Bruce Ackerman of Yale University asserted that “the third year [of law school] is not an expensive frill but a crucial resource in training lawyers for 21st-century challenges” [“Obama’s outdated view of law school,” op-ed, Sept. 7]. However, he did not confront (or even discuss) the most fundamental fact on this subject.
As with any asset, the value of the third year of law school — however measured — can only be judged against its cost. And American Bar Association accreditation standards notwithstanding, nothing precludes changing a law school’s program to entertain Mr. Ackerman’s curricular view within a two-year framework.
What the professor left unsaid is that saving students the cost of a third year might come with an altogether different cost: A few of today’s law professors might lose their cushy jobs.
Michael C. Macchiarola, Basking Ridge, N.J.

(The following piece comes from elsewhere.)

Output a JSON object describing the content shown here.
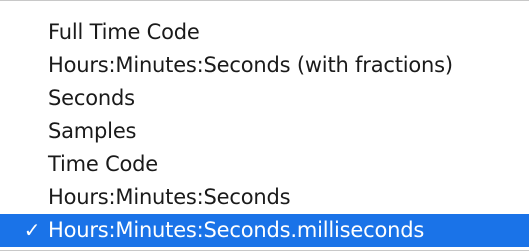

Bruce Ackerman’s thoughtful Sept. 7 op-edadded an important dimension to the discussion of where good lawyers are made. As a student of the John F. Kennedy School, I was able to take a class in regulatory economics taught by Justice Stephen Breyer, then a district court judge, and Richard Zeckhauser, a professor of economics. It was excellent preparation for corporate and public management. Perhaps pure legal training may be taught in two years, but good professionals should attend multidisciplinary programs of at least three — if not four — years. Joint MBA/law/public policy graduates now lead many private and public institutions.
Jim Pearson, Washington